Entries from a dataset of interfaces:

Segment Open

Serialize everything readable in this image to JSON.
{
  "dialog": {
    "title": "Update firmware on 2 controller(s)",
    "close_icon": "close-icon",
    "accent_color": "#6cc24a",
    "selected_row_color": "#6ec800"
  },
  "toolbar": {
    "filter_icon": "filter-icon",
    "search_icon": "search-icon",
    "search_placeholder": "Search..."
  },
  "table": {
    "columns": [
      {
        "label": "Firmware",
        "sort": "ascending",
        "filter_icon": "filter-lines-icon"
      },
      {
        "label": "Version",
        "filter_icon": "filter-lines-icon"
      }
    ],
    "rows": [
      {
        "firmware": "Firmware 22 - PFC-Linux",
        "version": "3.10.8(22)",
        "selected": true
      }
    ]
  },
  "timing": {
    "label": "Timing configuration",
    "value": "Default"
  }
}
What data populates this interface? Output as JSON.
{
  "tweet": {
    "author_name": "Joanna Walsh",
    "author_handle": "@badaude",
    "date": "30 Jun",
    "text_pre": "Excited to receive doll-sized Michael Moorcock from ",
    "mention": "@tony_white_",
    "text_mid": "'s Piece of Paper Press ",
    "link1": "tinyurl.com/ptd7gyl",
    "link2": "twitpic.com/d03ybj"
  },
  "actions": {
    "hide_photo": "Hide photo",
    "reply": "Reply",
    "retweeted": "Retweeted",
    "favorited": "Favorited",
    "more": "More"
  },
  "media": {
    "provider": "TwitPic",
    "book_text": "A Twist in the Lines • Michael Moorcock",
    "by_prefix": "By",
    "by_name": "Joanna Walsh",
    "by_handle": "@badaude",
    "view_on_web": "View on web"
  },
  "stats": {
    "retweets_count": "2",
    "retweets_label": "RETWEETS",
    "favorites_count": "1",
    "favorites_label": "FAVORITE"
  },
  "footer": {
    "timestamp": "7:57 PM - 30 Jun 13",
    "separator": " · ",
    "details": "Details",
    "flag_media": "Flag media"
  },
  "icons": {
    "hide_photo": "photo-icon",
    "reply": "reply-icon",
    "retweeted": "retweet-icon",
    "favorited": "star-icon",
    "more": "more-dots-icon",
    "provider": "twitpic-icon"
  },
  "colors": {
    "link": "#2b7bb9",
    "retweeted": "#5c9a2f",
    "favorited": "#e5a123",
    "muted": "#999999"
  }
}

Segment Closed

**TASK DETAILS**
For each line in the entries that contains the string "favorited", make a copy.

**REPLY**
    "favorited": "Favorited",
    "favorited": "star-icon",
    "favorited": "#e5a123",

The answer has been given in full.